COSSA’s growth has been the result of strategic moves, both by the 16 board members and some undertaken by Kruger. One of them was the renaming of the organization to pair solar with storage.
“When we did it in 2019, it was pretty danged aspirational,” Kruger says of the inclusion of the name storage. “Everybody knew it had to be the answer.”
Then, storage was still a minor player in the energy picture. Now it has become a major part of the electric resource plans by Xcel Energy but also other electric utilities.
“Three years ago it was aspirational,” says Kruger. “Now it is reality.”
“A lot of our growth has been outside of the Denver metro area,” he says, citing businesses from Grand Junction, Steamboat Springs, Durango, and Alamosa.
This also reflects the directions given by Kruger to develop relations across Colorado with electrical cooperatives, municipal utilities, and others. The broad goal is to lower tensions to a level that conversations can occur.
“We won’t agree with each other all the time, but at least they know they have a partner that they can go to and ask questions.”
This, in turn, helps the members of the association, as the trade group can engage with local officials. “The bulk of installations are still in the Denver area, but we are starting to see very large installations in Pueblo and Weld County attracting national companies.”
This, says Kruger, contrasts with COSSA in its earlier iteration, when the organization more narrowly focused on Xcel Energy and its operations in the Denver-Boulder area.
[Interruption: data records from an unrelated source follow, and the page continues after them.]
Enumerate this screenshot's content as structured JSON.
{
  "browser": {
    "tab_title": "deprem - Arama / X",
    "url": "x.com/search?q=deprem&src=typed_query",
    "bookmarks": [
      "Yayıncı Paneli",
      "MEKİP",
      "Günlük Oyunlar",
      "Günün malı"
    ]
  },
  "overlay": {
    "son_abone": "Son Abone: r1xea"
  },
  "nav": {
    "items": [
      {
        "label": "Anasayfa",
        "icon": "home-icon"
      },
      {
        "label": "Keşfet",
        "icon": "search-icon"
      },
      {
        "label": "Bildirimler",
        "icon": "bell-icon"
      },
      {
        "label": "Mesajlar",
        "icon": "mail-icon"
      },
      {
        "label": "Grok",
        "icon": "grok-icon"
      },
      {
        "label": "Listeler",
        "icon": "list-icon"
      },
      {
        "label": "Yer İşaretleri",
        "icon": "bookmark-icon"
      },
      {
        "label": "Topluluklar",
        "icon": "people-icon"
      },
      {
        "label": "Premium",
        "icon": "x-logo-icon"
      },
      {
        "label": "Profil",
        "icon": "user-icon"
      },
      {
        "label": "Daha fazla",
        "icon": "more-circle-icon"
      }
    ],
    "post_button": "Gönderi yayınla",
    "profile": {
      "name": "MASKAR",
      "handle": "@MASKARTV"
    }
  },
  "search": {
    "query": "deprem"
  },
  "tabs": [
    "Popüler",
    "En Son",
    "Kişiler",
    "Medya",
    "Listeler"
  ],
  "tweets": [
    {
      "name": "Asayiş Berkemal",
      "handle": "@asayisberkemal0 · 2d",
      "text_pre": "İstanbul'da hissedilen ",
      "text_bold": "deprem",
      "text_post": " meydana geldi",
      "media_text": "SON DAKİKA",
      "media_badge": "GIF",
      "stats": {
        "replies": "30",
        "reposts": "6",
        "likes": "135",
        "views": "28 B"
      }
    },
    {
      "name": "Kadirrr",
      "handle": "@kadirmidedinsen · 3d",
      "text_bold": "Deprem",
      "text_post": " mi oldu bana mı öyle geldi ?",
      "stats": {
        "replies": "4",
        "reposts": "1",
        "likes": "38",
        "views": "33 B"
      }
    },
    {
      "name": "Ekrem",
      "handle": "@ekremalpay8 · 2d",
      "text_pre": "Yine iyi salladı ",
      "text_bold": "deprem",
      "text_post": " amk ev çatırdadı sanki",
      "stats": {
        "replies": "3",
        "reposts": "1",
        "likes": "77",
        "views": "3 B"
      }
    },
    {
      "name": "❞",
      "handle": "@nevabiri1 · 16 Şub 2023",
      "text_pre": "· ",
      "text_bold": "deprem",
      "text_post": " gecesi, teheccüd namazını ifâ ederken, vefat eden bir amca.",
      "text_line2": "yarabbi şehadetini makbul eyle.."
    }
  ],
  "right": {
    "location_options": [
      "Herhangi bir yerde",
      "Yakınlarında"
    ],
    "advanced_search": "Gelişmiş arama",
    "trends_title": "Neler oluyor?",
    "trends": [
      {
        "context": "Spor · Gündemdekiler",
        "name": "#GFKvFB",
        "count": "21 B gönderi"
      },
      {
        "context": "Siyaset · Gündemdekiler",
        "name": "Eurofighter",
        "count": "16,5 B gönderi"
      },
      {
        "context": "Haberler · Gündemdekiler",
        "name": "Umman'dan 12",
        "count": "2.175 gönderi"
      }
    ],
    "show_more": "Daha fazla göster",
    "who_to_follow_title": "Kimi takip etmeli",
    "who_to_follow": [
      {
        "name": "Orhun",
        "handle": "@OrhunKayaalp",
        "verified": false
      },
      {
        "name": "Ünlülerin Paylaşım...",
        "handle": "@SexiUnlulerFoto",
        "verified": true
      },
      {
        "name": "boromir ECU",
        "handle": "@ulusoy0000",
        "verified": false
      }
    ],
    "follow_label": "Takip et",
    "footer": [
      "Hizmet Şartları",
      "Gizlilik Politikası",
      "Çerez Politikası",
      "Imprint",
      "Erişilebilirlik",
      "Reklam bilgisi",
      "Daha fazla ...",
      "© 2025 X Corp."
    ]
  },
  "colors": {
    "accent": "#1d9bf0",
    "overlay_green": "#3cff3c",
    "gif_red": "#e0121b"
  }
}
COSSA is still in those discussions, but there’s a larger picture.
Kruger credits staff members that include Cathy Boies, who arrived as policy director in 2021 after spending time at the Colorado Public Utilities Commission as a policy analyst, and Jason Henderson, who is the vice president of development and has been in the solar industry for a decade.
As for Kruger, he came to Colorado knowing very little about the state. A one-time middle-school teacher, he learned about public policy development while working for the Obama Administration and about the electric power sector as the Director of Communications for the Smart Electric Power Alliance. As for Colorado, it was a mystery.
“Man, I am embarrassed to say that I came to Colorado for the lifestyle that I saw on TV and social media. And I had only visited a few times,” he says. “I couldn’t have found Kit Carson County with a map.”
Reflective of that broadened, deepened understanding is Kruger’s travel schedule. He travels to Lamar and Durango, Alamosa and Craig in the course of his work.
He also knows that Kit Carson, the county, is located along the Kansas border, its largest town, Burlington, spliced by Interstate 70. Likely he knows there’s another Kit Carson —the town, this one bisected by an extension of East Colfax Avenue, otherwise known as Highway 40. And he’s seen Kit Carson Peak, the 14er in the Sangre de Cristo Range.
Editor’s note: Allen Best is a Colorado-based journalist who publishes an e-magazine called Big Pivots, where this post first appeared. Reach him at email@example.com or 720.415.9308.